We already wrote an article on what we think are the best strings for violins out there, so we thought it would be a great idea to also share some tips on how to change your strings with ease. It is advisable to ask your teacher or a professional to guide you through the process of how to change the strings, but if you can’t do that, we’ve got some advice for you.
Before you begin, check your instrument and see if it is in good shape. If that is the case, changing the strings should be easy. However, you might have issues in changing the strings if your violin is damaged. Things to look for include checking if the pegs or peg boxes are warped, looking at the peg holes and seeing if they are too small, too big or positioned incorrectly.

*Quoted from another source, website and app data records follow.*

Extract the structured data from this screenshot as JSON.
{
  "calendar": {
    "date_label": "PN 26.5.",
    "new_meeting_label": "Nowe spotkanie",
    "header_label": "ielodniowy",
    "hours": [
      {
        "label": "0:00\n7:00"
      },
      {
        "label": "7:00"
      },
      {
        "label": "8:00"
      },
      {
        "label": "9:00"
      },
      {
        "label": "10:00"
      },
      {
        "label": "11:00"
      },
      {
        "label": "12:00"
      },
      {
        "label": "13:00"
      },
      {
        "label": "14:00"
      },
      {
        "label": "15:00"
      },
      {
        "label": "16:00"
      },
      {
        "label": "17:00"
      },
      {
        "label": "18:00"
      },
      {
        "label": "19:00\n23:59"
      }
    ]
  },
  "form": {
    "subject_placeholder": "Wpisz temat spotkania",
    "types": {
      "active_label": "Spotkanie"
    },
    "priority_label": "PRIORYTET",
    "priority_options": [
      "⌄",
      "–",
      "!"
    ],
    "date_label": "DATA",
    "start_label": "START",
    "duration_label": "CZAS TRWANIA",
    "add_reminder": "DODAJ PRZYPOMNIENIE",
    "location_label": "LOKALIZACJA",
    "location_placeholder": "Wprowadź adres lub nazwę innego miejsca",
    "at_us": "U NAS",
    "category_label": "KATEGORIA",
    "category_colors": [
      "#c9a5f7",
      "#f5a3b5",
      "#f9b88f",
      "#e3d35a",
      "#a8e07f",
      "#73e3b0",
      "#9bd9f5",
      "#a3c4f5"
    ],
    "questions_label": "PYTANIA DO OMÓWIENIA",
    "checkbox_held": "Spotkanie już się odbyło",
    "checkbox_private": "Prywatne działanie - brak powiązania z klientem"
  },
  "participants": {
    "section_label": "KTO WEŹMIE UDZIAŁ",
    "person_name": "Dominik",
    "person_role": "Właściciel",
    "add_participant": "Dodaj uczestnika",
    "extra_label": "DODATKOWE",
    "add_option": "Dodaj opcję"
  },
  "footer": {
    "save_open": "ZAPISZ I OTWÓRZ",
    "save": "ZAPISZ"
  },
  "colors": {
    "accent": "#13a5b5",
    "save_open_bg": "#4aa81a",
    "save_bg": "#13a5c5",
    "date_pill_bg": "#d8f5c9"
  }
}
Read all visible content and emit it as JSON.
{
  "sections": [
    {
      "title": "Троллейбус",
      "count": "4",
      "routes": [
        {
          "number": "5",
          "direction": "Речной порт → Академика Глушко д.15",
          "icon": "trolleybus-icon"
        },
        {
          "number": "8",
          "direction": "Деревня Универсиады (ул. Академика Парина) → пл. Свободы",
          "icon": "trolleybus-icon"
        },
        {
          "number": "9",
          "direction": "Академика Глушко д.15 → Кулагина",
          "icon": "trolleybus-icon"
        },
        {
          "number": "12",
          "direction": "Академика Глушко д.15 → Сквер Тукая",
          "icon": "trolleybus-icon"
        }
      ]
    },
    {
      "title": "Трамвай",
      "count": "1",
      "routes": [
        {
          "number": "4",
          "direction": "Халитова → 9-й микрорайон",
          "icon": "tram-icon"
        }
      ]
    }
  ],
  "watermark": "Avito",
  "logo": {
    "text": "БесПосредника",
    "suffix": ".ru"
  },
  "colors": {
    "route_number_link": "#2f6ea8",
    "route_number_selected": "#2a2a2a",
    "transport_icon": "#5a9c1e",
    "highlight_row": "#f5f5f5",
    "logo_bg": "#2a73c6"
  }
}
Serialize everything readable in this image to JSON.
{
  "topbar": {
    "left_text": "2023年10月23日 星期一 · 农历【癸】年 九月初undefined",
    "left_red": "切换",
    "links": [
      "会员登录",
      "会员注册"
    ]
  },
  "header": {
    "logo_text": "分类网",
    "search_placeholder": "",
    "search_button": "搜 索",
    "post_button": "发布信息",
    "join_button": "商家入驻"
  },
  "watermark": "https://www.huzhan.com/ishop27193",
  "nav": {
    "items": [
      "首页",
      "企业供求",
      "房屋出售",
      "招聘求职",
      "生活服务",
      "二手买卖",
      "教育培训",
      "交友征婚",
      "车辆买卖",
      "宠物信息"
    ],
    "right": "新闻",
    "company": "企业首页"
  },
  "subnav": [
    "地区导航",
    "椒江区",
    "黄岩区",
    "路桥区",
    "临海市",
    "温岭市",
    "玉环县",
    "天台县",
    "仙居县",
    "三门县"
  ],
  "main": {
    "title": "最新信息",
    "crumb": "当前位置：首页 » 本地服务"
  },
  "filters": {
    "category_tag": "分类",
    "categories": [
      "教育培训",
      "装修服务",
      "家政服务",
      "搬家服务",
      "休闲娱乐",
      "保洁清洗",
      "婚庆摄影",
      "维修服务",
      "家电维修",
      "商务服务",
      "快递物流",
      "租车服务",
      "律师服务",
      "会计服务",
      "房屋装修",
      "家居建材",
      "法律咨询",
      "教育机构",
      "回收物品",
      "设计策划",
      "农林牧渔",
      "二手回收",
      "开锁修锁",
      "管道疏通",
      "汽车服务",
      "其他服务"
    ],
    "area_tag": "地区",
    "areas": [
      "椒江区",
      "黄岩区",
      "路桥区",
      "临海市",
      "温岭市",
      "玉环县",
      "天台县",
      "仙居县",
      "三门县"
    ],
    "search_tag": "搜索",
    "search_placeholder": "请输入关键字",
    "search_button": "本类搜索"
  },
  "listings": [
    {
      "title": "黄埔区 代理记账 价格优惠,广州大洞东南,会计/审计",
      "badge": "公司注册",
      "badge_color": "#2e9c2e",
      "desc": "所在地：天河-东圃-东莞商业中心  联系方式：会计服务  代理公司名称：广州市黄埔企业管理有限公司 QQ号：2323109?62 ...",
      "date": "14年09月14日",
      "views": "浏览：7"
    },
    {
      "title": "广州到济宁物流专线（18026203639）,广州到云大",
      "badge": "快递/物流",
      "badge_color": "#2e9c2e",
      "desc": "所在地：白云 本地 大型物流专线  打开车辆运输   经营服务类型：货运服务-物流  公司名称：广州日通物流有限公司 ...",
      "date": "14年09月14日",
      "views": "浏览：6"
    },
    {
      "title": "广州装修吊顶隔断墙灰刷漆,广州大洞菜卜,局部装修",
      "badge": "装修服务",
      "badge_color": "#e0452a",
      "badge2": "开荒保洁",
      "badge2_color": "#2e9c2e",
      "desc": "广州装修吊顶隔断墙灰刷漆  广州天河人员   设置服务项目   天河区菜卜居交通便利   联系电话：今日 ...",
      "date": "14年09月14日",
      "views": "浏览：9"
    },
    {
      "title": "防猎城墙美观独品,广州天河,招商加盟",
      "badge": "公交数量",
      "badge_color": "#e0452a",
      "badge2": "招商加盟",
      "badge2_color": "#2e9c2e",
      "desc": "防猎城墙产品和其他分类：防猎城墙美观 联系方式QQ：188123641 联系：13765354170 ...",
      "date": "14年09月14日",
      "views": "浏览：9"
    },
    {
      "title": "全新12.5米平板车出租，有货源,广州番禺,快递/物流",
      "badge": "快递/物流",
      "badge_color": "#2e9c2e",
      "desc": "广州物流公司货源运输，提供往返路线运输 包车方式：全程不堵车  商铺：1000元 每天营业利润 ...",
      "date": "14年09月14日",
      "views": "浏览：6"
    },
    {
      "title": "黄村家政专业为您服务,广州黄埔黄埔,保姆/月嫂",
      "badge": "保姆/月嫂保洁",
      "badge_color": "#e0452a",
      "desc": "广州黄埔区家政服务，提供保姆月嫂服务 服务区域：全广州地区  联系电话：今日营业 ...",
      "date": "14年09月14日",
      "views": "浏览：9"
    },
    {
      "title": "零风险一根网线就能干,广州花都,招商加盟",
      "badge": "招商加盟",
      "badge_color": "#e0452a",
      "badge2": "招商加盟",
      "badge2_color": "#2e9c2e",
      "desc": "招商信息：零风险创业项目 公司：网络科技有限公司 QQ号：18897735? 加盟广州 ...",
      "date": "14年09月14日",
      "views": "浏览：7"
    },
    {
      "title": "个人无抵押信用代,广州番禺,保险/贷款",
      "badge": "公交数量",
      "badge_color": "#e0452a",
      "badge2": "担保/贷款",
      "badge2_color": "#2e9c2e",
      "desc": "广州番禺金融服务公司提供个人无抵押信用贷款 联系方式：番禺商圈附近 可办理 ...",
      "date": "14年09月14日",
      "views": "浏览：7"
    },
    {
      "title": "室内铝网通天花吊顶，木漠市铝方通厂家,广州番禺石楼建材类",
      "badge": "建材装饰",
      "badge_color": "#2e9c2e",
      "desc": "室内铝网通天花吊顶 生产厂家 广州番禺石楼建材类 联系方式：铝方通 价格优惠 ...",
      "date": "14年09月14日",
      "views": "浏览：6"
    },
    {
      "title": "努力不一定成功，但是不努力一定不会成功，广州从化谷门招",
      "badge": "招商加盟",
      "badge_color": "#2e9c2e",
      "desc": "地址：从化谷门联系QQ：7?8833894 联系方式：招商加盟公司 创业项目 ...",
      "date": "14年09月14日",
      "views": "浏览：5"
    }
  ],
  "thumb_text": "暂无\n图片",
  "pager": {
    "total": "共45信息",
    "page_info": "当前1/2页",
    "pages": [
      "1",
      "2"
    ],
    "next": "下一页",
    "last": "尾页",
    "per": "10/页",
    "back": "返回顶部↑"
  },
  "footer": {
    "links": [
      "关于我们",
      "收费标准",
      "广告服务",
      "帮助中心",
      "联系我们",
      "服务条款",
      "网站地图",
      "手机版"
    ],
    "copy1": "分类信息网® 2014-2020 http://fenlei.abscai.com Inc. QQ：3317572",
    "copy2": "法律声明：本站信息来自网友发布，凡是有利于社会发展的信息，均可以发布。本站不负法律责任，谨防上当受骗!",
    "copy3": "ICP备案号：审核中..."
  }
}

These issues are hard to fix and you should really go to an expert for them. After you make sure your instrument is in pristine form, put some emphasis on the string selection process. Each set is different, and you should especially look for small differences when you are changing from a string type to another.
If you change a set of steel strings for one of gut or synthetic, look at the grooves in the nut, where the strings sit and see if the new strings fit well. Generally, steel strings have a smaller gauge and they are stronger. If the grooves are too small, you will damage the winding on the new set of strings and they will sound terrible.
When changing the strings you should also pay attention to any changes in the tensions of the strings and their gauge. Because the new set may apply more pressure on the violin, certain adjustments may need to be made to the soundpost. For that, you might need professional help.
In the process of selecting the strings, pay more attention to the E string as it needs to be compatible with your fine tuner. Some E string fine tuners are only made to accept loop ends and not ball-ended strings.
Changing the strings
Start with unwinding the tuning peg and then removing the respective string. Only after that remove the string from the fine tuner, or the tailpiece, if the string doesn’t have a tuner. Because the string ends are sharp, try to keep them as far away as possible so they don’t ruin the varnish on the violin.
After you finished removing one of the strings, continue with getting its peg out. You should use special compounds to lubricate the surface of the peg, but if you don’t have that at your disposal, you might as well apply some blackboard chalk on that area, and then cover that with a layer of bar soap.
In certain situations, you will find that the pegs are too small and loose and you need to use some peg drops. But that should only be done in the most extreme situations, as the peg drops swell the pegs and may make them too big. Put the pegs back in and with small movements, move them back and forth to spread the lubricant.
Next, using a sharp pencil, lubricate the bridge and the nut, where the string sits. This is a necessary step to allow the string to pass easily over those contact points when the string is tuned higher in pitch.
Once you finish all that, you can start putting in the new strings. Get the end of the string through the peg hole and let just a tiny length of string get to the other side of the peg. You can proceed to wind the string, keeping in mind that the G and D strings should be turned counter-clockwise and the A and E clockwise.
Wind the first loop toward the pointy end of the peg and the ones after that in the opposite direction. This ensures that you tie the string to the peg. Keep winding until the string reaches just to the edge of the pegbox. Then, holding the string between your thumb and index you should attach the ball-end to the tailpiece or the fine-tuner, removing any twists in the string.
After changing the strings
Although you fixed the string on both ends of the violin, you aren’t finished yet. You should make sure that you placed the string in the corresponding slot on the bridge and nut. The string should run smoothly, without interfering with another string.
Wind the peg so you increase the tension and remove the slack. Place the bridge protector over the bridge, if the string comes with that. Also, make sure that the bridge is straight and its back is perpendicular with the violin’s body, while its feet lay flat on the instrument. If the bridge is warped, you need to replace it.
You then need to bring the strings into tune and to do that you first need to loosen the fine tuners almost to the maximum. Use the tuning pegs, gradually increasing the tension in the strings, until you are close to the tone that you want. While you do that, make sure the bridge doesn’t bend from too much tension. After that, using the fine tuners, get the strings tuned to the precise notes.
A common mistake that beginners make is removing more than one string at a time. The violin should always have at least 3 strings on it in order to keep the bridge and the sound post in the same positions. If one of these two falls, you will have a very hard time putting them back and you will need the help of an expert to do that.
After you remove the old strings, don’t throw them away. They serve as a great backup just in case one of your new string breaks and they are already stretched out. If you need to replace one broken string during a performance, an old string will do fine. Put them in their envelopes and keep them safely stored for such occasions.